▶ **ABOUT THIS EXERCISE**:
Determine how many lines of the material hold the string "Registration" and reply with only that number.

▶ **AVAILABLE DATA**:
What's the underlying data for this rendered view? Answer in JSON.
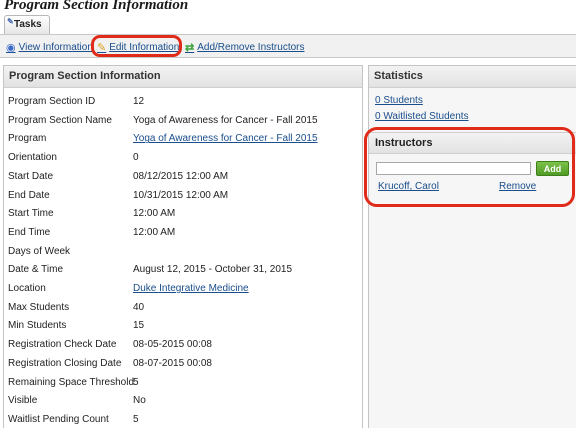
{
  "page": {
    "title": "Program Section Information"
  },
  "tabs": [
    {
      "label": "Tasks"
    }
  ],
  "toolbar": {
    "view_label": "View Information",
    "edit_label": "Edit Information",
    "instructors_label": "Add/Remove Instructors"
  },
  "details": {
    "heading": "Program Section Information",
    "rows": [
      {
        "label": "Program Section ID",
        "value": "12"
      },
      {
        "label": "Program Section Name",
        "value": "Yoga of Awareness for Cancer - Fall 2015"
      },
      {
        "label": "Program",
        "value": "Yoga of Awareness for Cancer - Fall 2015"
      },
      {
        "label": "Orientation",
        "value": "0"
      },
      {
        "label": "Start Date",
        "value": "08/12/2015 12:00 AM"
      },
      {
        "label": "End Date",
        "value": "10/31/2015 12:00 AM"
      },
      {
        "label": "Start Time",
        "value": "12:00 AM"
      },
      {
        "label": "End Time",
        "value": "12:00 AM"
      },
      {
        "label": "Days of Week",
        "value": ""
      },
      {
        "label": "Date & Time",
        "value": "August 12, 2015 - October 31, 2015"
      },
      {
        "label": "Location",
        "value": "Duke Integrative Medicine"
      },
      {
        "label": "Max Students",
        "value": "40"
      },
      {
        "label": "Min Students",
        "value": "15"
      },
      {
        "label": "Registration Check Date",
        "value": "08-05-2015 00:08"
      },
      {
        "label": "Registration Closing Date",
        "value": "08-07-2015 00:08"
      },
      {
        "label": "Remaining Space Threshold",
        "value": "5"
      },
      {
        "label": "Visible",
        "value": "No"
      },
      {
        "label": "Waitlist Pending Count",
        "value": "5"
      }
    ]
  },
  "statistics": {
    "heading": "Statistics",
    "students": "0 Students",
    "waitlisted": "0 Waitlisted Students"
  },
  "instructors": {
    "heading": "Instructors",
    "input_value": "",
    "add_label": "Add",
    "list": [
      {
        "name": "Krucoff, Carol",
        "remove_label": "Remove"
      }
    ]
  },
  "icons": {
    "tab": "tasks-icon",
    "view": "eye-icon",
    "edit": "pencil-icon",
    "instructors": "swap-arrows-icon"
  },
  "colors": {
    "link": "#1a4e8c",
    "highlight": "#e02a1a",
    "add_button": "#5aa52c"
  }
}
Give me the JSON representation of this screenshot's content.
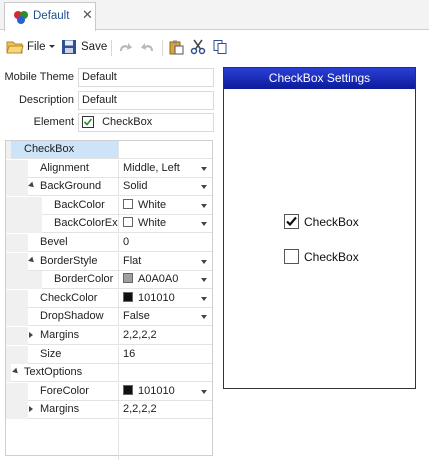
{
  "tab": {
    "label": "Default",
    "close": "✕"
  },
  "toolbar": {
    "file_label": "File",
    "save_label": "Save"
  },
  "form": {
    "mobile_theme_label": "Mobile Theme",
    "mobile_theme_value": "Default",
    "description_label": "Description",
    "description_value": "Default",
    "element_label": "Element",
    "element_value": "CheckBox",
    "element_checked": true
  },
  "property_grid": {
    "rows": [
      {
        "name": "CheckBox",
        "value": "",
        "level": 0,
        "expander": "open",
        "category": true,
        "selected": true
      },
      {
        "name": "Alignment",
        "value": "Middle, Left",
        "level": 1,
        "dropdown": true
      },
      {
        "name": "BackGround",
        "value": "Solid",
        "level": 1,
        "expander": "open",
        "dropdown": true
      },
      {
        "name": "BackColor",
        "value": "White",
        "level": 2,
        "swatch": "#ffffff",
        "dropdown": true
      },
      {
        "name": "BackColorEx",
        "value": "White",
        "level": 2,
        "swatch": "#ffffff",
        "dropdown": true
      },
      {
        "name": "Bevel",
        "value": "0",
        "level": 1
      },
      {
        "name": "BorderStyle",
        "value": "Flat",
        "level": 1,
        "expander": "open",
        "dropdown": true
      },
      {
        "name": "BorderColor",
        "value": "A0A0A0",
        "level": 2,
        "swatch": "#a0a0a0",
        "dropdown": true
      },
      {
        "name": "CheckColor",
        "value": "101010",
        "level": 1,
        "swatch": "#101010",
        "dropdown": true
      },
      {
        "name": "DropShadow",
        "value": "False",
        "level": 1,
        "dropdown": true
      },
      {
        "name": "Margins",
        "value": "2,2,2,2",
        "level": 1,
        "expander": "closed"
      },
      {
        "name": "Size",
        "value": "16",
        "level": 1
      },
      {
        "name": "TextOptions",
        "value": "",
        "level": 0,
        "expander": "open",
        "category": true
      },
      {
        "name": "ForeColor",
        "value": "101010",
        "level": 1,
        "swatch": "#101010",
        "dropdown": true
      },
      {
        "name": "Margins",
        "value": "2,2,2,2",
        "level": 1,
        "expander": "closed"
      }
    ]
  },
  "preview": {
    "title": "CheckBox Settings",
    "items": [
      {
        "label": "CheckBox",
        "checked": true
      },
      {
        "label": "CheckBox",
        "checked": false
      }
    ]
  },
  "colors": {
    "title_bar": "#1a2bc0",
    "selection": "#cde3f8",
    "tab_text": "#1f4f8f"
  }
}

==

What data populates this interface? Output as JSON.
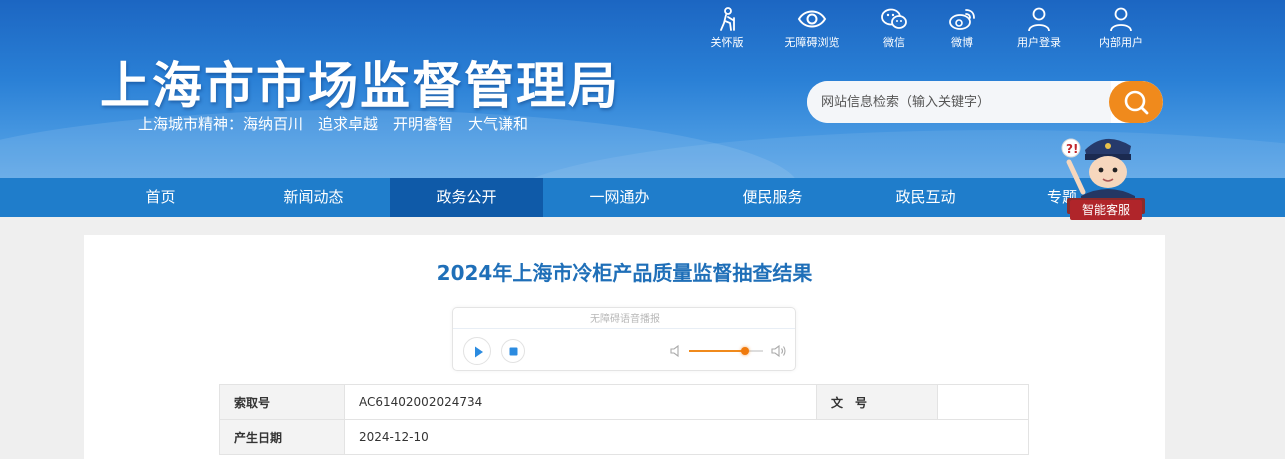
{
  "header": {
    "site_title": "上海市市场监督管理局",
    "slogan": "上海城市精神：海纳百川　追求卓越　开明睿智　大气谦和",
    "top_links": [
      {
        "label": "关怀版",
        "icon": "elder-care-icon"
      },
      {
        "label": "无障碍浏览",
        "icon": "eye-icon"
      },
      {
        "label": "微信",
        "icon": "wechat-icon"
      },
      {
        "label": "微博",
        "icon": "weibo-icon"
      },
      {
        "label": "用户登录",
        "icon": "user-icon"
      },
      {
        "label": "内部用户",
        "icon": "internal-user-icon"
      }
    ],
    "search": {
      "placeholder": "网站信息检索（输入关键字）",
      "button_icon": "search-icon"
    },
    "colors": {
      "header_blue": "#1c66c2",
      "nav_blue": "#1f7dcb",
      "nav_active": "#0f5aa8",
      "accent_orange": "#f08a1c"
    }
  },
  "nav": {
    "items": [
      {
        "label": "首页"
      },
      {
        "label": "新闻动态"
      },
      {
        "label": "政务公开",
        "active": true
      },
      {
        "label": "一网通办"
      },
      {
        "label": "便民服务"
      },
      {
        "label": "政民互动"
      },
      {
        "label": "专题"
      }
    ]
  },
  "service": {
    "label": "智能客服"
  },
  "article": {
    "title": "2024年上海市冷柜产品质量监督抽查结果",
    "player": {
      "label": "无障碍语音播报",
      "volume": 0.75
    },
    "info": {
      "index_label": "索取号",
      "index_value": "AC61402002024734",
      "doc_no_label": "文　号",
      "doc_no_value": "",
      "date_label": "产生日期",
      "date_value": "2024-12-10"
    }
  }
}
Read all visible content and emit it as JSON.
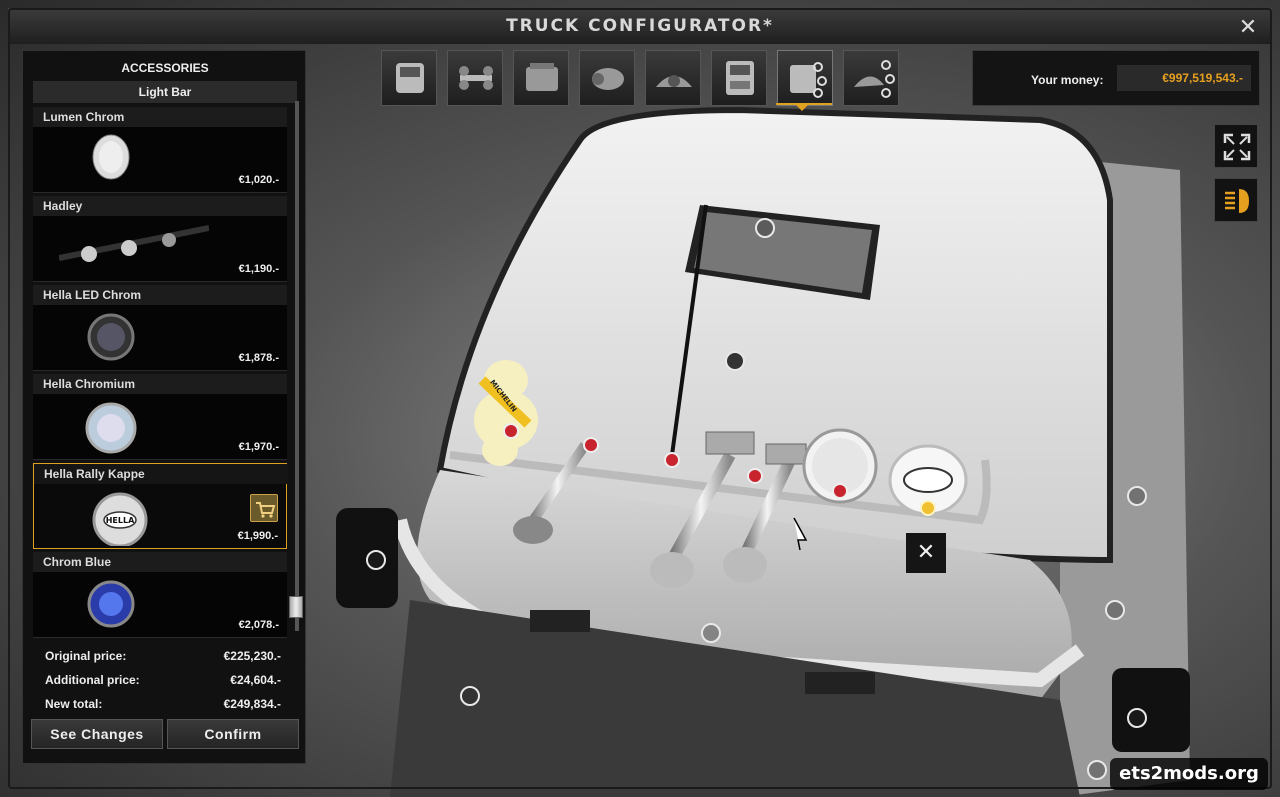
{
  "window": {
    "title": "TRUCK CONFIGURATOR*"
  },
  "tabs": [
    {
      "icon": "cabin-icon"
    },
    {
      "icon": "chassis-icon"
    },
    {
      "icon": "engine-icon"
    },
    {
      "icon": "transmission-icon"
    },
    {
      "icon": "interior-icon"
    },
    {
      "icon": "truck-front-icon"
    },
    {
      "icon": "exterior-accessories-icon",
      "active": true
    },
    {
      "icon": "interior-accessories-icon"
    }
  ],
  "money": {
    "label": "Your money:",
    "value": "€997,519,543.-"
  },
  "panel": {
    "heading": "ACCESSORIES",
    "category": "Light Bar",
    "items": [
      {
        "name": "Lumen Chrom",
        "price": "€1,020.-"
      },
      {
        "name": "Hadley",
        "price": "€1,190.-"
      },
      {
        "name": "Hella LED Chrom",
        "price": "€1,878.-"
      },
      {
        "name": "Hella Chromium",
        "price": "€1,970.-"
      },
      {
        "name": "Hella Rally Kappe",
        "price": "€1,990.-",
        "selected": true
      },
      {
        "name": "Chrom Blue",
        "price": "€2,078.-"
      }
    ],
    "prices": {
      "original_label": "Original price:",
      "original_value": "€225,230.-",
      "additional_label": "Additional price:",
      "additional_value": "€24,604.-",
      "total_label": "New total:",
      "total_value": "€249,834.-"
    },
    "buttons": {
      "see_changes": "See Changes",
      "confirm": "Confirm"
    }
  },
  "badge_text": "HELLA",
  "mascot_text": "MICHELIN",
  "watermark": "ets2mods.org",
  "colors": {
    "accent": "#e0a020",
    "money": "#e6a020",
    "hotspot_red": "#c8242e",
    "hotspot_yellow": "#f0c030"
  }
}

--

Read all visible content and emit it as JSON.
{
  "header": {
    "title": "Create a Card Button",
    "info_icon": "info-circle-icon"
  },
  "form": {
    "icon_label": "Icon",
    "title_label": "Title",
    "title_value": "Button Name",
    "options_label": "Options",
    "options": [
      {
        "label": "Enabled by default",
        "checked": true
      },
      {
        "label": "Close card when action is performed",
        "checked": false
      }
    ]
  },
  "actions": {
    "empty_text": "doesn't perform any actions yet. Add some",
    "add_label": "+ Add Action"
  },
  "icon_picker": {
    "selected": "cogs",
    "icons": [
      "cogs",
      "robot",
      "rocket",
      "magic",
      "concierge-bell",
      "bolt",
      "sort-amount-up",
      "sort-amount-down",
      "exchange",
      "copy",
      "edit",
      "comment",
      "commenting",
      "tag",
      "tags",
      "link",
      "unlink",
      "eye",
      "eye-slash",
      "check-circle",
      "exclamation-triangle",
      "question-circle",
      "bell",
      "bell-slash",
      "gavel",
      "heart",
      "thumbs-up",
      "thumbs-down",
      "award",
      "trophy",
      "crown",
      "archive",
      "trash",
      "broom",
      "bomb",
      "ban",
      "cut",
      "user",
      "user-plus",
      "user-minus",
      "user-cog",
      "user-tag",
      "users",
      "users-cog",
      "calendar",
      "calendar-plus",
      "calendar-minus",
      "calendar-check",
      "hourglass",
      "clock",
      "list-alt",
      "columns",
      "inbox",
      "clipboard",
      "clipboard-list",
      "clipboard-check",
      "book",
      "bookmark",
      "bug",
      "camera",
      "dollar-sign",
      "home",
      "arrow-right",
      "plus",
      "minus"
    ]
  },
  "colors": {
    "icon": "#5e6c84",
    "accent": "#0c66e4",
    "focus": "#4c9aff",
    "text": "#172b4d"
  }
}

▶ **TASK RESULT**:
2